There's a very wide range of wagons available include plastic,
etched and cast kits, and few are difficult to build. However,
the easiest and best are the plastic kits by Parkside and other reputable
manufacturers which have been introduced in recent years. They include
examples from almost every period of railway history, and no matter where
your interests lie you should find something to make a start with.
Here are three Society Parkside wagons from the early 1930's
under construction: a GWR van, an LMS 3 plank wagon and an LNER van;
they lasted until the 1970's or later. Start by forming a box of sides
and ends, then drop in the floor. Add bearings to the solebar/W-iron
units, glue on axle boxes, glue the solebars to the floor, then drop
in the wheels, and you've arrived at the stage shown here. Now just
detail the underframe (these can be built as fitted or unfiitted wagons),
add buffers, couplings and roof, and you're ready for painting and lettering.
Each kit will produce a number of variations.
For those fascinated by pre-Grouping railways, there's also plenty
of choice, such as these Cambrian-produced GWR wagons from Finney &
Smith: a wooden bodied van pre-1886, an iron bodied van post-1886 (the
gunpowder variety shown here was built until 1909), and an O2 or O10 7-plank
general merchandise wagon from around 1906; they all had long lives, and
the vans could still be seen until recently as grounded bodies. They
build the same way as the Parkside kits, and also include chasses.
Most plastic wagons include Parkside chassis kits; these are highly
detailed and include most variations, including the common RCH types and
the distinctive Dean/Churchward pattern, and also both steel and wooden
solebars. Here are the 9' and 10' frets (these come in pairs), and
an accessory fret which gives even more variations. The chassis kits
are also available separately, for improving older kits or scratchbuilding.
If you feel you need even finer detail, there are some excellent etched
chassis kits available, including Andrew Thomas's kits from Finney &

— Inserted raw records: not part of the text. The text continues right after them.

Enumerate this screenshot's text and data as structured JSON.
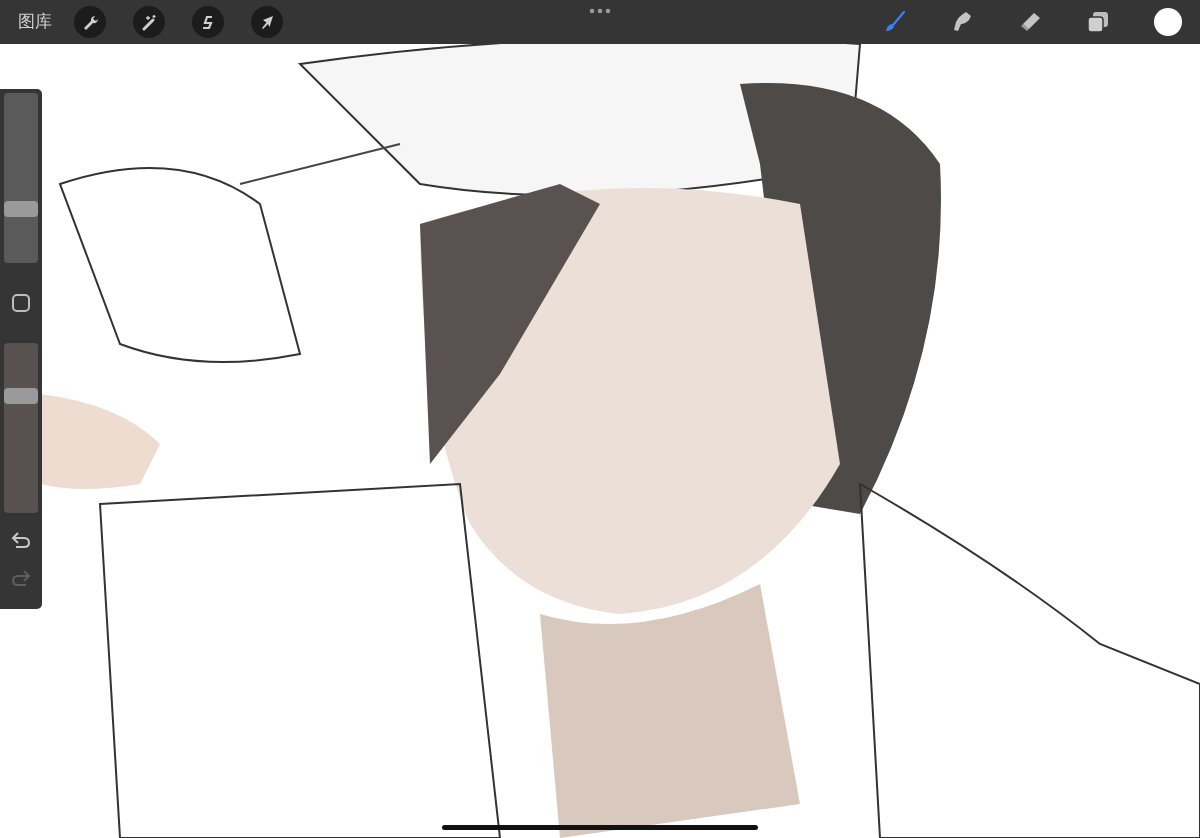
{
  "top_bar": {
    "gallery_label": "图库",
    "actions": [
      {
        "kind": "wrench"
      },
      {
        "kind": "wand"
      },
      {
        "kind": "selection"
      },
      {
        "kind": "transform"
      }
    ],
    "tools": [
      {
        "kind": "brush",
        "selected": true
      },
      {
        "kind": "smudge",
        "selected": false
      },
      {
        "kind": "eraser",
        "selected": false
      }
    ],
    "current_color": {
      "color": "#ffffff"
    }
  },
  "sidebar": {
    "brush_size": {
      "level": 0.3
    },
    "opacity": {
      "level": 0.71
    },
    "redo": {
      "disabled": true
    }
  }
}
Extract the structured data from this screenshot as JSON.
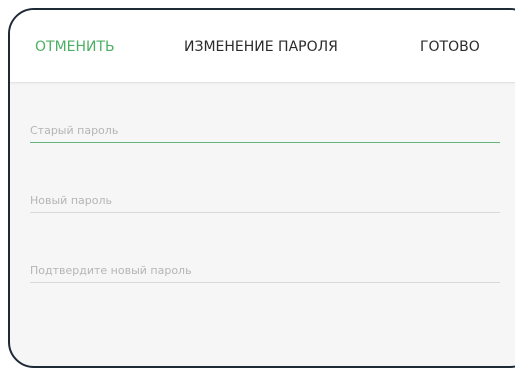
{
  "header": {
    "cancel_label": "ОТМЕНИТЬ",
    "title": "ИЗМЕНЕНИЕ ПАРОЛЯ",
    "done_label": "ГОТОВО"
  },
  "form": {
    "old_password": {
      "placeholder": "Старый пароль",
      "value": ""
    },
    "new_password": {
      "placeholder": "Новый пароль",
      "value": ""
    },
    "confirm_password": {
      "placeholder": "Подтвердите новый пароль",
      "value": ""
    }
  },
  "colors": {
    "accent": "#4caf62",
    "frame": "#1f2a37",
    "background": "#f6f6f6"
  }
}
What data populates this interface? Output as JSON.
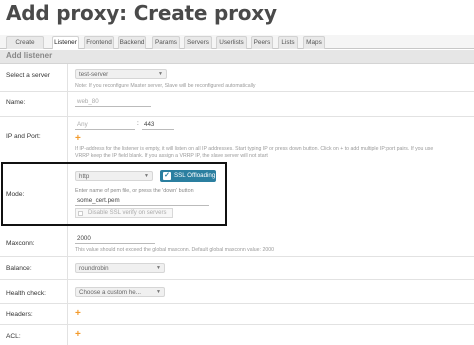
{
  "page": {
    "title": "Add proxy: Create proxy",
    "tabs": [
      {
        "label": "Create proxy"
      },
      {
        "label": "Listener"
      },
      {
        "label": "Frontend"
      },
      {
        "label": "Backend"
      },
      {
        "label": "Params"
      },
      {
        "label": "Servers"
      },
      {
        "label": "Userlists"
      },
      {
        "label": "Peers"
      },
      {
        "label": "Lists"
      },
      {
        "label": "Maps"
      }
    ],
    "active_tab": "Listener",
    "section_title": "Add listener"
  },
  "form": {
    "server": {
      "label": "Select a server",
      "value": "test-server",
      "note": "Note: If you reconfigure Master server, Slave will be reconfigured automatically"
    },
    "name": {
      "label": "Name:",
      "placeholder": "web_80"
    },
    "ip_port": {
      "label": "IP and Port:",
      "ip_placeholder": "Any",
      "separator": ":",
      "port_value": "443",
      "add_icon": "plus-icon",
      "note_line1": "If IP-address for the listener is empty, it will listen on all IP addresses. Start typing IP or press down button. Click on + to add multiple IP:port pairs. If you use",
      "note_line2": "VRRP keep the IP field blank. If you assign a VRRP IP, the slave server will not start"
    },
    "mode": {
      "label": "Mode:",
      "value": "http",
      "ssl_label": "SSL Offloading",
      "ssl_checked": true,
      "pem_hint": "Enter name of pem file, or press the 'down' button",
      "pem_value": "some_cert.pem",
      "disable_ssl_label": "Disable SSL verify on servers"
    },
    "maxconn": {
      "label": "Maxconn:",
      "value": "2000",
      "note": "This value should not exceed the global maxconn. Default global maxconn value: 2000"
    },
    "balance": {
      "label": "Balance:",
      "value": "roundrobin"
    },
    "health_check": {
      "label": "Health check:",
      "value": "Choose a custom he..."
    },
    "headers": {
      "label": "Headers:",
      "add_icon": "plus-icon"
    },
    "acl": {
      "label": "ACL:",
      "add_icon": "plus-icon"
    }
  },
  "colors": {
    "accent_orange": "#f39a2b",
    "ssl_toggle": "#2b7fa0"
  }
}
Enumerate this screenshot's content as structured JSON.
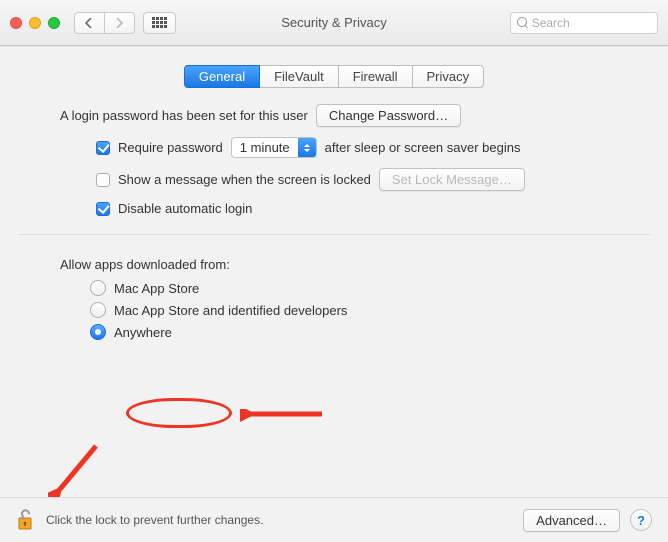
{
  "window": {
    "title": "Security & Privacy",
    "search_placeholder": "Search"
  },
  "tabs": {
    "general": "General",
    "filevault": "FileVault",
    "firewall": "Firewall",
    "privacy": "Privacy"
  },
  "login": {
    "password_set_text": "A login password has been set for this user",
    "change_password_button": "Change Password…",
    "require_password_label": "Require password",
    "require_password_delay": "1 minute",
    "require_password_suffix": "after sleep or screen saver begins",
    "show_message_label": "Show a message when the screen is locked",
    "set_lock_message_button": "Set Lock Message…",
    "disable_auto_login_label": "Disable automatic login"
  },
  "allow_apps": {
    "heading": "Allow apps downloaded from:",
    "opt_appstore": "Mac App Store",
    "opt_identified": "Mac App Store and identified developers",
    "opt_anywhere": "Anywhere"
  },
  "footer": {
    "lock_message": "Click the lock to prevent further changes.",
    "advanced_button": "Advanced…",
    "help_label": "?"
  },
  "annotations": {
    "arrow_color": "#ee3524"
  }
}
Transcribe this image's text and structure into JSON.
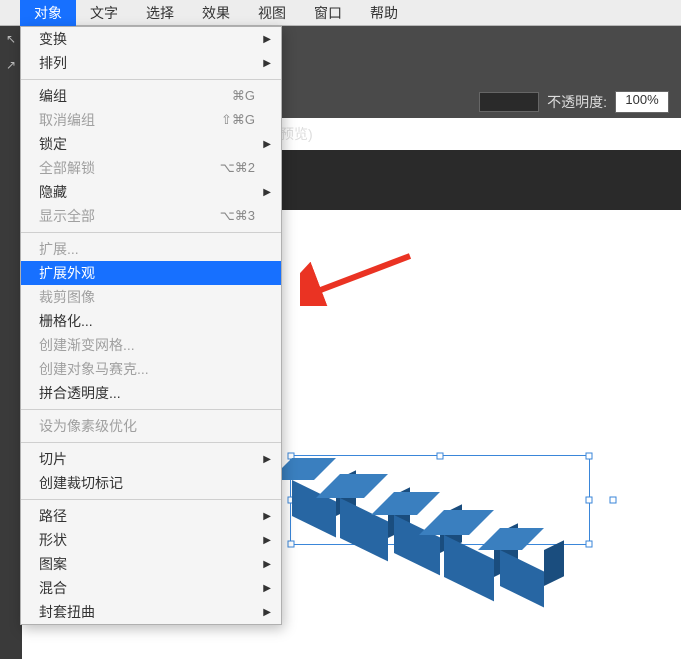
{
  "menubar": {
    "items": [
      "对象",
      "文字",
      "选择",
      "效果",
      "视图",
      "窗口",
      "帮助"
    ],
    "active_index": 0
  },
  "option_bar": {
    "opacity_label": "不透明度:",
    "opacity_value": "100%"
  },
  "preview_label": "预览)",
  "dropdown": {
    "groups": [
      [
        {
          "label": "变换",
          "submenu": true
        },
        {
          "label": "排列",
          "submenu": true
        }
      ],
      [
        {
          "label": "编组",
          "shortcut": "⌘G"
        },
        {
          "label": "取消编组",
          "shortcut": "⇧⌘G",
          "disabled": true
        },
        {
          "label": "锁定",
          "submenu": true
        },
        {
          "label": "全部解锁",
          "shortcut": "⌥⌘2",
          "disabled": true
        },
        {
          "label": "隐藏",
          "submenu": true
        },
        {
          "label": "显示全部",
          "shortcut": "⌥⌘3",
          "disabled": true
        }
      ],
      [
        {
          "label": "扩展...",
          "disabled": true
        },
        {
          "label": "扩展外观",
          "selected": true
        },
        {
          "label": "裁剪图像",
          "disabled": true
        },
        {
          "label": "栅格化..."
        },
        {
          "label": "创建渐变网格...",
          "disabled": true
        },
        {
          "label": "创建对象马赛克...",
          "disabled": true
        },
        {
          "label": "拼合透明度..."
        }
      ],
      [
        {
          "label": "设为像素级优化",
          "disabled": true
        }
      ],
      [
        {
          "label": "切片",
          "submenu": true
        },
        {
          "label": "创建裁切标记"
        }
      ],
      [
        {
          "label": "路径",
          "submenu": true
        },
        {
          "label": "形状",
          "submenu": true
        },
        {
          "label": "图案",
          "submenu": true
        },
        {
          "label": "混合",
          "submenu": true
        },
        {
          "label": "封套扭曲",
          "submenu": true
        }
      ]
    ]
  },
  "colors": {
    "highlight": "#1770ff",
    "arrow": "#ea3323",
    "cube_top": "#3a7fbf",
    "cube_front": "#2766a3",
    "cube_side": "#1a4d7e",
    "selection": "#3a86d9"
  }
}
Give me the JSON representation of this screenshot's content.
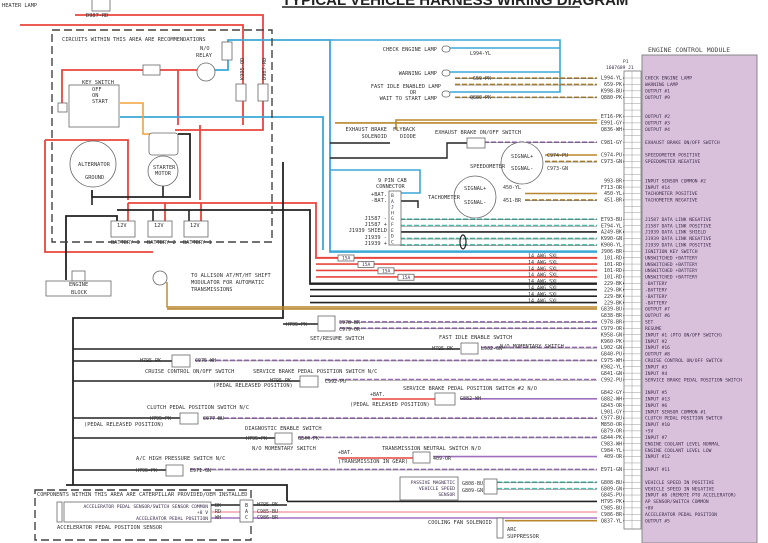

Smith, Fencehouses kits from the Society, and Worsley Works kits.
Here are three completed Parkside wagons. The transfers are from 3SMR's
Modelmaster-produced waterslide range.